Folded Frame Card

I have been busy trying something different, and working on some special projects for special people, and will share in time, so as not to spoil any surprises.
I used stamps in this project that I have had for years and with promarkers they have been given a new lease of life. I am really pleased with the colouring, and discovered that it is so true, that if you get the right paper, shading with the promarkers just sort of happens.

I had the idea to try this because I caught the end of a show on Create & Craft with Mel Heaton, who created a beautiful sample and had just demonstrated how to make it.
As I only caught the very end of the demonstration and saw her final creation, I set about working out how to make it – it took me an evening (and many sheets of scrap paper).

I was quite chuffed with the results and it is another unusual idea for a mini album/scrapbook. Its also a great idea for a really special birthday for someone
I have attempted here to explain how it is made, because honestly it is not as complicated as it looks.

Take a piece of square paper and score at the 1/4 intervals, both horizontally and vertically. So for this 12×12 sheet, the score lines are at 3″, 6″, 9″ & 12″.  Score also the diagnal lines as shown.
 It is worth scoring all lines on both sides of the paper, with a bone folder, to help with the folding later on.
If you are using a double sided sheet of paper, set the paper down on the table with the pattern you would like to be seen, table side down.
Fold down each corner to the first diagnal fold, and for the purpose of this explanation I have stuck these corners but there is no need. Also I have labelled each 1/16th (individual squares) to try and help the folding process coming next.

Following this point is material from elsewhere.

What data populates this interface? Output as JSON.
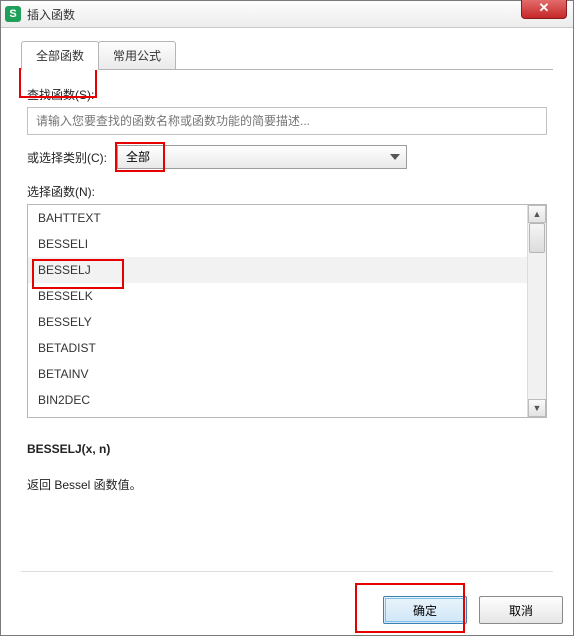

Set the paper with the folded corner at the top, and the labels in the configuration above. If you have scored and folded on both dised of the paper the next folds will happen easier – manipulate the folds so that the 2 triangles labelled ‘A’ lay down covering square ‘B’.  The contrasting colour of triangle ‘C’, will be facing upwards.
See the next photo so show how you paper should look at this stage.
You should be at this stage, having made the folds at the first corner.
Move the paper round and fold each corner in the same way. Ensuring that the 2 ‘A’ triangles fold downwards onto their corresponding ‘B’ square.
Your paper should look like this after 2 corners have been folded.

When you have folded all 4 corners, your paper should be looking something like this.

When flat make sure all folds are crisp with a bone folder and this will help the paper keep its shape. it will not lay completely flat at this stage and it may be worth putting it to one side with a weight on top (I put mine under my glass mat) to carry on to the next stage.

Measure and cut a square of contrasting cardstock that is just a few millimetres smaller that the square shape of the folder paper. Insert this square under the corners of the folded piece, in a ‘photo corner’ kind of fashion. It is this that will make the whole piece keep its shape and hideaway the folds in the centre.

So that you can make a double folded frame (as below), you will need to make a hinge. Measure the length marked ‘x’ in the photo, and use that measurement to cut a square of co-ordinationing cardstock.
Make 2 score lines, about 0.5mm apart, either side of the point to point diagnal line. Again make the score lines crisp with a bone folder.

Insert the hinge within the folds of each folded frame, so that it is almost hidden. With the frames in front of you you will see where the hinge needs to sit, and give you the double frame as below.

Well done if you have reached this stage. You can go on to create another 2 folded frames and hinges to give you 4 hinged frames. You can link as many folded frames togther as you require. Work in multiples of 2 so that you will always have a from and back.

This design is a lovely way to display multiple photographs, or sample of stamp sets or even tell a story. The possibilites are endless and a lovely way to use the gorgeous 12×12 scrapbook papers you have collected.

Why not use 8×8 papers that are available to make little handbag sized albums as gifts, or a lovely reminder for you to carry holiday snaps.

I hope I have managed to explain this for you in a clear way, and you enjoy making something different.